Psychology and Religion

[The difference between Yahweh of the Old Testament and the Gnostic Demiurge.]

The character thus revealed fits a personality who can only convince himself that he exists through his relation to an object. Such dependence on the object is absolute when the subject is totally lacking in self-reflection and therefore has no insight into himself.

It is as if he existed only by reason of the fact that he has an object which assures him that he is really there. If Yahweh, as we would expect of a sensible human being, were really conscious of himself, he would, in view of the true facts of the case, at least have put an end to the panegyrics on his justice. But he is too unconscious to be moral. Morality presupposes consciousness.

By this I do not mean to say that Yahweh is imperfect or evil, like a Gnostic demiurge. He is everything in its totality; therefore, among other things, he is total justice, and also its total opposite.

At least this is the way he must be conceived if one is to form a unified picture of his character. We must only remember that what we have sketched is no more than an anthropomorphic picture which is not even particularly easy to visualize.

From the way the divine nature expresses itself we can see that the individual qualities are not adequately related to one another, with the result that they fall apart into mutually contradictory acts.

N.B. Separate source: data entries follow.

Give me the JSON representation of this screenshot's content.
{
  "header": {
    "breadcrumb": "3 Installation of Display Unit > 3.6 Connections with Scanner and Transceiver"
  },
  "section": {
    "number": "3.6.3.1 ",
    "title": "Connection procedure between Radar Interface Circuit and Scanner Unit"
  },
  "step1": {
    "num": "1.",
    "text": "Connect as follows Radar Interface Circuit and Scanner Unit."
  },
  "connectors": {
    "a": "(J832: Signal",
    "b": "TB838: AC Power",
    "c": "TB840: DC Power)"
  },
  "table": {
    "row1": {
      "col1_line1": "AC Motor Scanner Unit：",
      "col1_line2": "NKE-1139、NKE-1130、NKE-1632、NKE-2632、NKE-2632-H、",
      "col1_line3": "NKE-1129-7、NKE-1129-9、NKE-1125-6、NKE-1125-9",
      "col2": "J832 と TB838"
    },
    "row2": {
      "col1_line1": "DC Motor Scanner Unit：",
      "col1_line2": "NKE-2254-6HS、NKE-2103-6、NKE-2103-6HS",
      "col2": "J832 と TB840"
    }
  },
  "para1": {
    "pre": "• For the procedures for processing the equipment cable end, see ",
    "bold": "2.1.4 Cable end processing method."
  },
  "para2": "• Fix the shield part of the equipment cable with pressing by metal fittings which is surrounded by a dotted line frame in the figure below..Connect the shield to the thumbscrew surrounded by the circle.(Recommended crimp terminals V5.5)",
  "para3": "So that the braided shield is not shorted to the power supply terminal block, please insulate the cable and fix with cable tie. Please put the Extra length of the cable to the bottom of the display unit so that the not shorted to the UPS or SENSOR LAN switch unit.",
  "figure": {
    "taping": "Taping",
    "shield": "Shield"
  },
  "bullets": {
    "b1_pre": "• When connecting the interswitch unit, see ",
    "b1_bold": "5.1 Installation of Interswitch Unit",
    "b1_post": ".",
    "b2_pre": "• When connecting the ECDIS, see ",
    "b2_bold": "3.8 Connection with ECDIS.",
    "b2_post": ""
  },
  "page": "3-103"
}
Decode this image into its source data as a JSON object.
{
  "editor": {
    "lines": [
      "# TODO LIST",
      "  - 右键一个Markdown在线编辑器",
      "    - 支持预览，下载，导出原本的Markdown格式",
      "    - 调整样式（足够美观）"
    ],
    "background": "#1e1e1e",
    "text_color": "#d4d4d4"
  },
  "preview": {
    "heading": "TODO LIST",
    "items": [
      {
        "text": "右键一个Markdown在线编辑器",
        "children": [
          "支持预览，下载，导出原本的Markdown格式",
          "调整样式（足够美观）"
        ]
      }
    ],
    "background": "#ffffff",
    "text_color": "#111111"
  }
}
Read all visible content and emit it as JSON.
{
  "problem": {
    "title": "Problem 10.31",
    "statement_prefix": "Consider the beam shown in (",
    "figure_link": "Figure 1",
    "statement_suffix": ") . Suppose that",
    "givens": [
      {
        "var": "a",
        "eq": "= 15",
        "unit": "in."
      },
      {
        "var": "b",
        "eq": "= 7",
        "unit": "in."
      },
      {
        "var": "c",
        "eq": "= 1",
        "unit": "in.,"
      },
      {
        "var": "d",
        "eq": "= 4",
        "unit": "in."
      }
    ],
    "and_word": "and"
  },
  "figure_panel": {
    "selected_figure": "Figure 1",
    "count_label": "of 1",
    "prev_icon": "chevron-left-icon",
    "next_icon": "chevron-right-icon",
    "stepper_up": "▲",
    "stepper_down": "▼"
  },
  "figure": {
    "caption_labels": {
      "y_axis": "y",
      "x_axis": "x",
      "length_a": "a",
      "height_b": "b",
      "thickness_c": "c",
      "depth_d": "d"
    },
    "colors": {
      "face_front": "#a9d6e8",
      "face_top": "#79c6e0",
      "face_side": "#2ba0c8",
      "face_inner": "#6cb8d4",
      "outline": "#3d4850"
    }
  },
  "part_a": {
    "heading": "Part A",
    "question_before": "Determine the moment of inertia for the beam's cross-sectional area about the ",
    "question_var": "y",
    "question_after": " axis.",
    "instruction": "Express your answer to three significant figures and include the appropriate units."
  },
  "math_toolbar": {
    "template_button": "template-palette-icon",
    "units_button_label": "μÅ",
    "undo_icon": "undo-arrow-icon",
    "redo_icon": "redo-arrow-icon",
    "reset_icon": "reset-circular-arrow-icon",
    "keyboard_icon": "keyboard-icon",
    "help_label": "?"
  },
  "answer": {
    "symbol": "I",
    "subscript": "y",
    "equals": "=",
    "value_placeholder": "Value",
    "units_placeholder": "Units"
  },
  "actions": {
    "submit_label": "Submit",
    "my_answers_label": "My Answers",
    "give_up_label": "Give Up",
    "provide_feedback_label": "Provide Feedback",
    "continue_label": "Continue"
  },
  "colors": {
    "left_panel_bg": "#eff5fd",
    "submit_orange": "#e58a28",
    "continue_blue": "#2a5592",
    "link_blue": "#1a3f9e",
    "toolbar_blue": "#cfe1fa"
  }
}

For instance, Yahweh regrets having created human beings, although in his omniscience he must have known all along what would happen to them. ~Carl Jung, Psychology and Religion, Answer to Job, Page 372, Paragraph 575.